The amended bill is not currently available online, but reports (here, here and here) indicate that the new version extends protection to bloggers as long as they derive "financial gain or livelihood" from their journalistic activity. Some in Washington are unhappy because this definition of journalistic activity is too broad, complaining that the "financial gain or livelihood" standard opens the door to anyone whose blog or websites raises even a small amount of revenue through ads. Conversely, some online sources are trumpeting the amended version as a victory for bloggers, with headlines like "House panel approves legal shield for bloggers" and "US law to protect bloggers."
Both sides miss the (fairly) obvious point that the the recent revision narrowed the scope of journalistic activity protected by the law. Don't get me wrong. The revised legislation seems like a good start, and the "financial gain or livelihood" standard may well be broad enough to drive a truck through, providing plenty of room for enterprising bloggers. But the revised bill does potentially (and arbitrarily) exclude those citizen journalists who choose not to have ads or other marketing tools on their sites. We'll reserve judgment for now, monitor the bill closely, and follow up when a copy of the revised bill is available.
Yesterday our very own Mary-Rose Papandrea, a professor at Boston College Law School, testified before the Joint Committee on the Judiciary at the Massachusetts State House regarding a proposed shield law.
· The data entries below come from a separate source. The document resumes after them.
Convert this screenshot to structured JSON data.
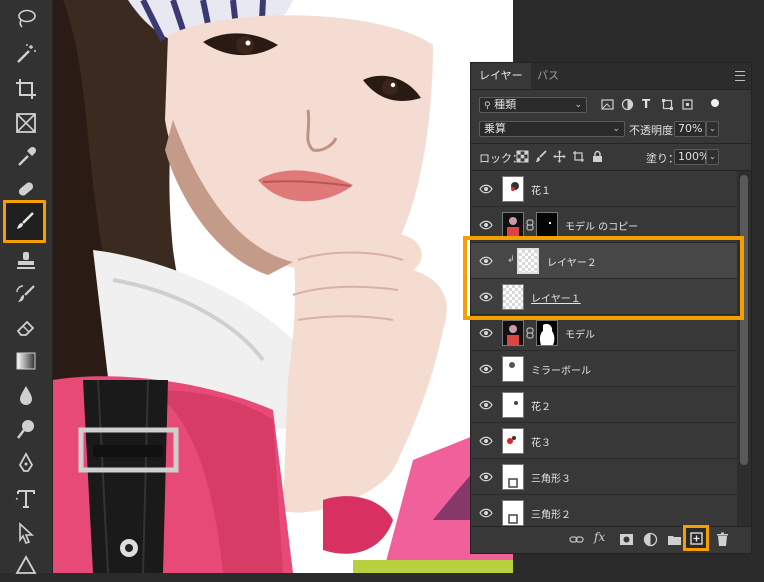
{
  "layers_panel": {
    "tabs": [
      {
        "label": "レイヤー",
        "active": true
      },
      {
        "label": "パス",
        "active": false
      }
    ],
    "filter": {
      "kind_label": "種類"
    },
    "blend_mode": "乗算",
    "opacity": {
      "label": "不透明度：",
      "value": "70%"
    },
    "lock_label": "ロック：",
    "fill": {
      "label": "塗り：",
      "value": "100%"
    },
    "layers": [
      {
        "name": "花１",
        "thumb": "flower",
        "selected": false
      },
      {
        "name": "モデル のコピー",
        "thumb": "model",
        "has_mask": true,
        "selected": false
      },
      {
        "name": "レイヤー２",
        "thumb": "transparent",
        "clipped": true,
        "selected": true
      },
      {
        "name": "レイヤー１",
        "thumb": "transparent",
        "underline": true,
        "selected": false
      },
      {
        "name": "モデル",
        "thumb": "model",
        "has_mask": true,
        "selected": false
      },
      {
        "name": "ミラーボール",
        "thumb": "ball",
        "selected": false
      },
      {
        "name": "花２",
        "thumb": "flower",
        "selected": false
      },
      {
        "name": "花３",
        "thumb": "flower-red",
        "selected": false
      },
      {
        "name": "三角形３",
        "thumb": "triangle",
        "selected": false
      },
      {
        "name": "三角形２",
        "thumb": "triangle",
        "selected": false
      }
    ],
    "footer_icons": [
      "link-icon",
      "fx-icon",
      "mask-icon",
      "adjustment-icon",
      "folder-icon",
      "new-layer-icon",
      "trash-icon"
    ]
  },
  "toolbar": {
    "tools": [
      "lasso-tool",
      "magic-wand-tool",
      "crop-tool",
      "frame-tool",
      "eyedropper-tool",
      "healing-tool",
      "brush-tool",
      "stamp-tool",
      "history-brush-tool",
      "eraser-tool",
      "gradient-tool",
      "blur-tool",
      "dodge-tool",
      "pen-tool",
      "type-tool",
      "path-select-tool",
      "shape-tool"
    ],
    "selected_tool": "brush-tool"
  },
  "accent_color": "#f5a000"
}
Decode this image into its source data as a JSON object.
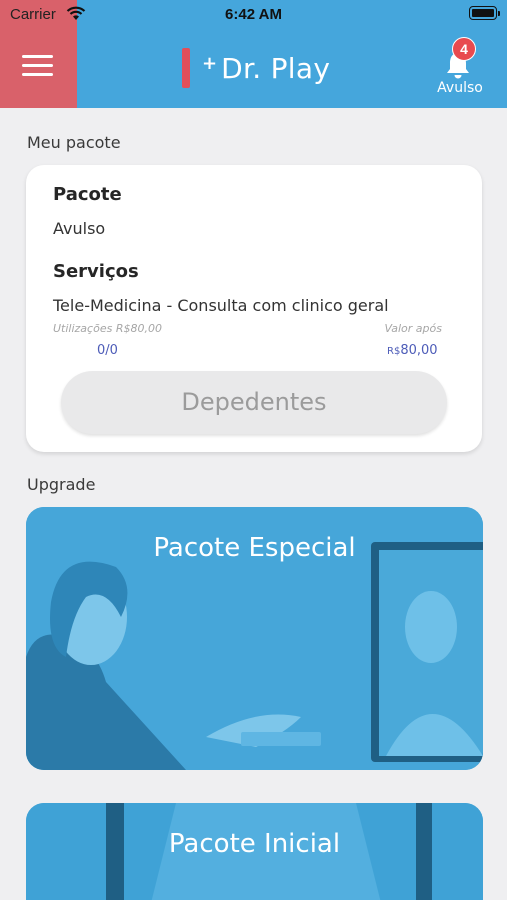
{
  "status_bar": {
    "carrier": "Carrier",
    "time": "6:42 AM"
  },
  "header": {
    "logo_text": "Dr. Play",
    "logo_mark": "+",
    "notification": {
      "count": "4",
      "label": "Avulso"
    },
    "colors": {
      "bar": "#45a6dc",
      "menu_block": "#d9616a",
      "badge": "#e84a4f"
    }
  },
  "my_package": {
    "section_title": "Meu pacote",
    "package_heading": "Pacote",
    "package_value": "Avulso",
    "services_heading": "Serviços",
    "service_name": "Tele-Medicina - Consulta com clinico geral",
    "usage_label": "Utilizações R$80,00",
    "usage_value": "0/0",
    "after_label": "Valor após",
    "after_currency": "R$",
    "after_value": "80,00",
    "dependents_button": "Depedentes"
  },
  "upgrade": {
    "section_title": "Upgrade",
    "packages": [
      {
        "title": "Pacote Especial"
      },
      {
        "title": "Pacote Inicial"
      }
    ]
  }
}
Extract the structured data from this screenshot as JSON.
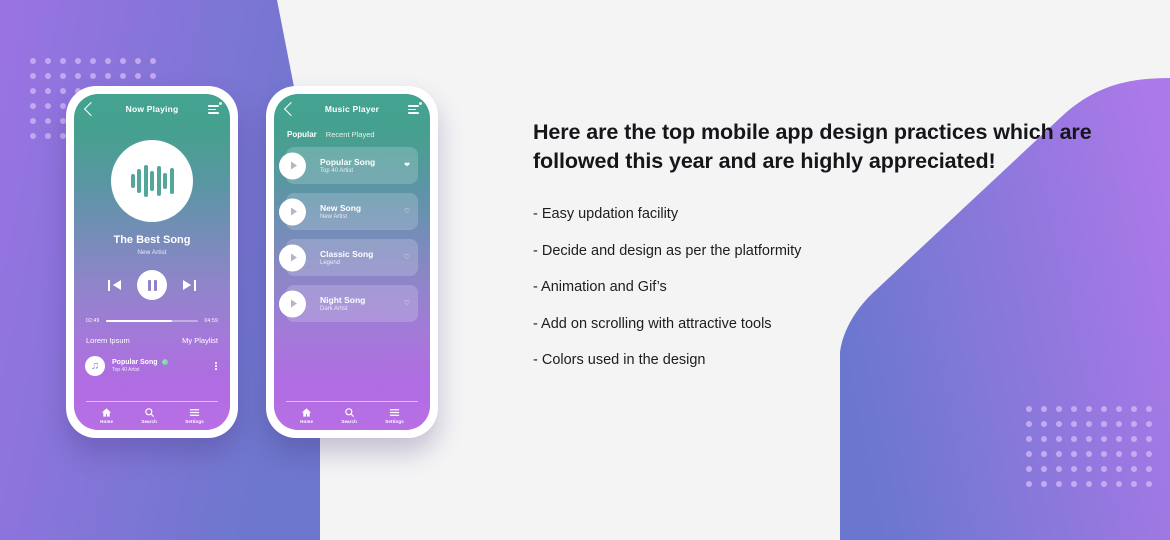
{
  "theme": {
    "page_background": "#f4f4f5",
    "purple_shape_left": "#9a6fe0",
    "blue_shape_right": "#6b77cf",
    "screen_gradient_top": "#43a390",
    "screen_gradient_mid": "#8e85c9",
    "screen_gradient_bottom": "#b86fe4",
    "dot_color": "#c3a8ef"
  },
  "phone_now_playing": {
    "appbar": {
      "back_icon": "chevron-left-icon",
      "title": "Now Playing",
      "menu_icon": "list-menu-icon"
    },
    "album_art_icon": "audio-waveform-icon",
    "song_title": "The Best Song",
    "song_artist": "New Artist",
    "controls": {
      "previous_icon": "skip-previous-icon",
      "play_pause_icon": "pause-icon",
      "next_icon": "skip-next-icon"
    },
    "seek": {
      "elapsed": "02:49",
      "duration": "04:59",
      "progress_percent": 72
    },
    "meta": {
      "left_label": "Lorem Ipsum",
      "right_label": "My Playlist"
    },
    "queue_item": {
      "art_icon": "music-note-icon",
      "title": "Popular Song",
      "verified_icon": "verified-check-icon",
      "artist": "Top 40 Artist",
      "more_icon": "kebab-menu-icon"
    },
    "bottom_nav": [
      {
        "icon": "home-icon",
        "label": "Home"
      },
      {
        "icon": "search-icon",
        "label": "Search"
      },
      {
        "icon": "settings-lines-icon",
        "label": "Settings"
      }
    ]
  },
  "phone_music_list": {
    "appbar": {
      "back_icon": "chevron-left-icon",
      "title": "Music Player",
      "menu_icon": "list-menu-icon"
    },
    "tabs": [
      {
        "label": "Popular",
        "active": true
      },
      {
        "label": "Recent Played",
        "active": false
      }
    ],
    "tracks": [
      {
        "title": "Popular Song",
        "artist": "Top 40 Artist",
        "play_icon": "play-icon",
        "favorite_icon": "heart-filled-icon",
        "favorited": true
      },
      {
        "title": "New Song",
        "artist": "New Artist",
        "play_icon": "play-icon",
        "favorite_icon": "heart-outline-icon",
        "favorited": false
      },
      {
        "title": "Classic Song",
        "artist": "Legend",
        "play_icon": "play-icon",
        "favorite_icon": "heart-outline-icon",
        "favorited": false
      },
      {
        "title": "Night Song",
        "artist": "Dark Artist",
        "play_icon": "play-icon",
        "favorite_icon": "heart-outline-icon",
        "favorited": false
      }
    ],
    "bottom_nav": [
      {
        "icon": "home-icon",
        "label": "Home"
      },
      {
        "icon": "search-icon",
        "label": "Search"
      },
      {
        "icon": "settings-lines-icon",
        "label": "Settings"
      }
    ]
  },
  "content": {
    "headline": "Here are the top mobile app design practices which are followed this year and are highly appreciated!",
    "bullets": [
      "- Easy updation facility",
      "- Decide and design as per the platformity",
      "- Animation and Gif’s",
      "- Add on scrolling with attractive tools",
      "- Colors used in the design"
    ]
  }
}
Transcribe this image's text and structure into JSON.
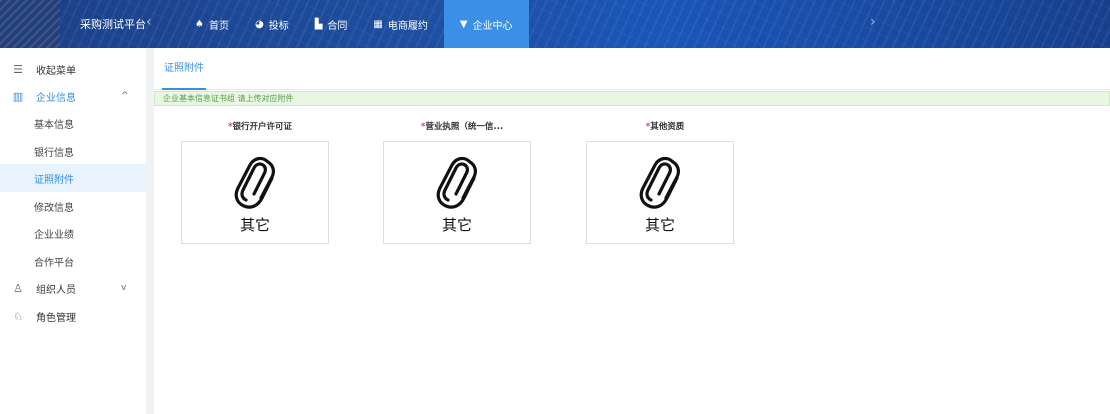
{
  "header": {
    "brand": "采购测试平台",
    "nav": [
      {
        "label": "首页",
        "icon": "home-icon",
        "glyph": "♠"
      },
      {
        "label": "投标",
        "icon": "bid-icon",
        "glyph": "◕"
      },
      {
        "label": "合同",
        "icon": "contract-icon",
        "glyph": "▙"
      },
      {
        "label": "电商履约",
        "icon": "ecommerce-icon",
        "glyph": "▦"
      },
      {
        "label": "企业中心",
        "icon": "enterprise-icon",
        "glyph": "▼"
      }
    ],
    "active_nav": "企业中心",
    "colors": {
      "bar": "#1d4fa3",
      "active": "#3b8fe6"
    }
  },
  "sidebar": {
    "collapse_label": "收起菜单",
    "groups": [
      {
        "label": "企业信息",
        "icon": "building-icon",
        "caret": "^",
        "expanded": true,
        "items": [
          "基本信息",
          "银行信息",
          "证照附件",
          "修改信息",
          "企业业绩",
          "合作平台"
        ]
      },
      {
        "label": "组织人员",
        "icon": "org-icon",
        "caret": "v",
        "expanded": false
      },
      {
        "label": "角色管理",
        "icon": "role-icon"
      }
    ],
    "active_item": "证照附件"
  },
  "main": {
    "tab": "证照附件",
    "notice": "企业基本信息证书组 请上传对应附件",
    "cards": [
      {
        "label": "银行开户许可证",
        "caption": "其它"
      },
      {
        "label": "营业执照（统一信...",
        "caption": "其它"
      },
      {
        "label": "其他资质",
        "caption": "其它"
      }
    ],
    "required_mark": "*",
    "accent": "#3a8ee6"
  }
}
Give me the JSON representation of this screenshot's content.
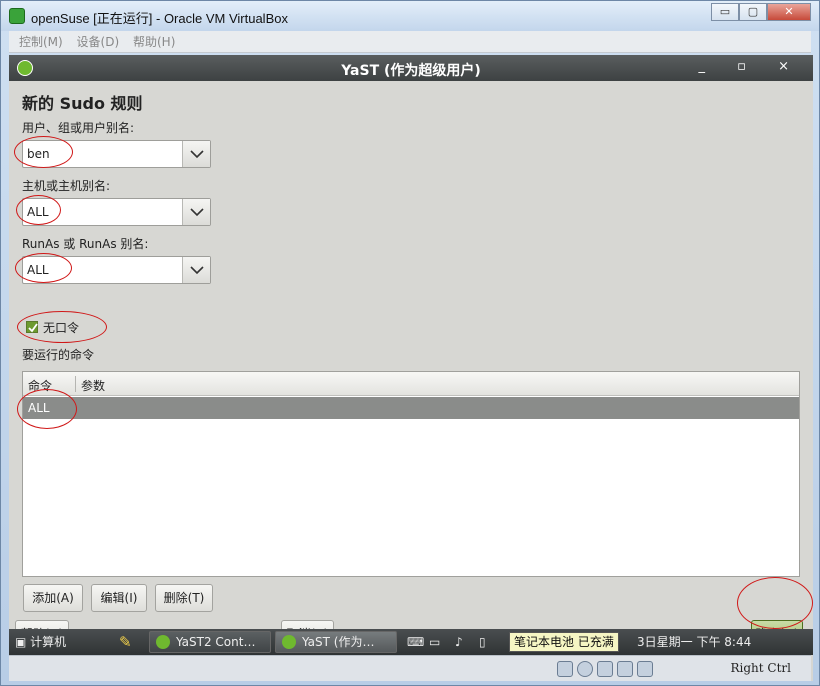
{
  "host_window": {
    "title": "openSuse [正在运行] - Oracle VM VirtualBox",
    "menu": [
      "控制(M)",
      "设备(D)",
      "帮助(H)"
    ],
    "buttons": {
      "minimize": "▭",
      "maximize": "▢",
      "close": "✕"
    }
  },
  "yast": {
    "title": "YaST (作为超级用户)",
    "controls": "_ ▫ ×",
    "heading": "新的 Sudo 规则",
    "user_label": "用户、组或用户别名:",
    "user_value": "ben",
    "host_label": "主机或主机别名:",
    "host_value": "ALL",
    "runas_label": "RunAs 或 RunAs 别名:",
    "runas_value": "ALL",
    "nopasswd_label": "无口令",
    "nopasswd_checked": true,
    "commands_label": "要运行的命令",
    "table": {
      "columns": [
        "命令",
        "参数"
      ],
      "rows": [
        [
          "ALL",
          ""
        ]
      ]
    },
    "buttons": {
      "add": "添加(A)",
      "edit": "编辑(I)",
      "delete": "删除(T)",
      "help": "帮助(H)",
      "cancel": "取消(C)",
      "ok": "确定(O)"
    }
  },
  "taskbar": {
    "computer": "计算机",
    "tasks": [
      "YaST2 Cont…",
      "YaST (作为…"
    ],
    "tooltip": "笔记本电池 已充满",
    "clock": "3日星期一  下午 8:44"
  },
  "statusbar": {
    "host_key": "Right Ctrl"
  },
  "colors": {
    "highlight_ring": "#d01818",
    "selected_row": "#8a8c8a",
    "yast_title_bar": "#3d4142"
  }
}
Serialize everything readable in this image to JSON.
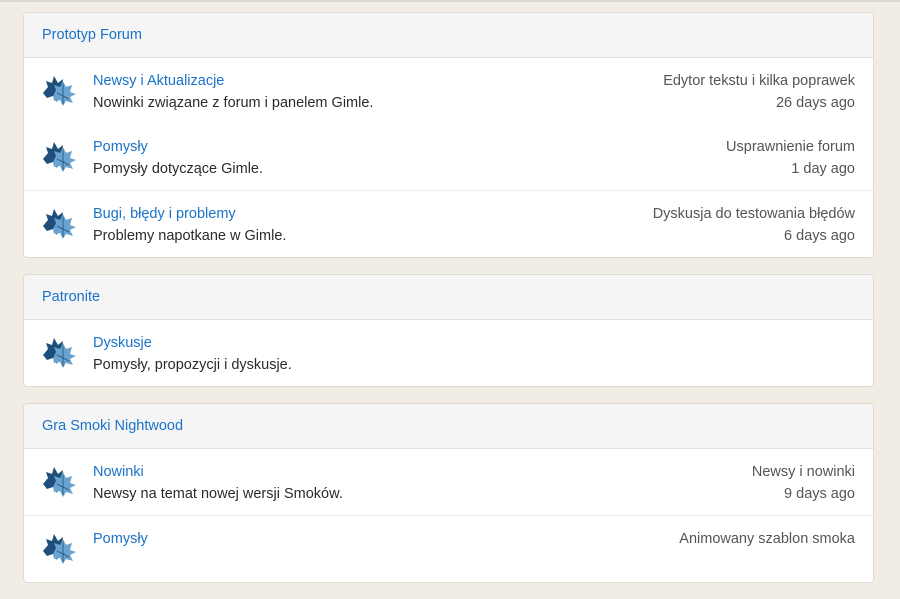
{
  "colors": {
    "link": "#1a73c9",
    "icon_dark": "#1d4f7a",
    "icon_light": "#6aa3cf"
  },
  "categories": [
    {
      "title": "Prototyp Forum",
      "forums": [
        {
          "icon": "maple-leaf-icon",
          "name": "Newsy i Aktualizacje",
          "description": "Nowinki związane z forum i panelem Gimle.",
          "last_topic": "Edytor tekstu i kilka poprawek",
          "last_time": "26 days ago"
        },
        {
          "icon": "maple-leaf-icon",
          "name": "Pomysły",
          "description": "Pomysły dotyczące Gimle.",
          "last_topic": "Usprawnienie forum",
          "last_time": "1 day ago"
        },
        {
          "icon": "maple-leaf-icon",
          "name": "Bugi, błędy i problemy",
          "description": "Problemy napotkane w Gimle.",
          "last_topic": "Dyskusja do testowania błędów",
          "last_time": "6 days ago"
        }
      ]
    },
    {
      "title": "Patronite",
      "forums": [
        {
          "icon": "maple-leaf-icon",
          "name": "Dyskusje",
          "description": "Pomysły, propozycji i dyskusje.",
          "last_topic": "",
          "last_time": ""
        }
      ]
    },
    {
      "title": "Gra Smoki Nightwood",
      "forums": [
        {
          "icon": "maple-leaf-icon",
          "name": "Nowinki",
          "description": "Newsy na temat nowej wersji Smoków.",
          "last_topic": "Newsy i nowinki",
          "last_time": "9 days ago"
        },
        {
          "icon": "maple-leaf-icon",
          "name": "Pomysły",
          "description": "",
          "last_topic": "Animowany szablon smoka",
          "last_time": ""
        }
      ]
    }
  ]
}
For most of the hearing, the questions focused on the scope of the privilege (the bill proposes an absolute privilege for the identity of sources and a qualified privilege for newsgathering materials) and not on who would be covered under the privilege.
However, near the end of the hearing, Senator Robert Creedon expressed concern about extending the privilege to bloggers, describing them as "loose cannons." Papandrea, together with Lucy Dalglish, Executive Director of the Reporters Committee for the Freedom of the Press, responded that the term "bloggers" is ill-defined and includes many journalists from the mainstream media. Given that it would be unwise to place internet communications outside the scope of any shield law, Papandrea and Dalglish argued that the better answer would be to define those covered under the law by their function - i.e., whether they are disseminating information to the general public. Papandrea also pointed out that the proposed shield law would not immunize bloggers - or anyone else - from libel suits, which appeared to be Senator Creedon's primary concern.
You can track the status of the Massachusetts "Free Flow of Information Act" at OpenMass.gov.
UPDATE: Robert Ambrogi has posted a detailed report on what happened at the hearing.
We are looking for contributing authors with expertise in media law, intellectual property, First Amendment, and other related fields to join us as guest bloggers. If you are interested, please contact us for more details.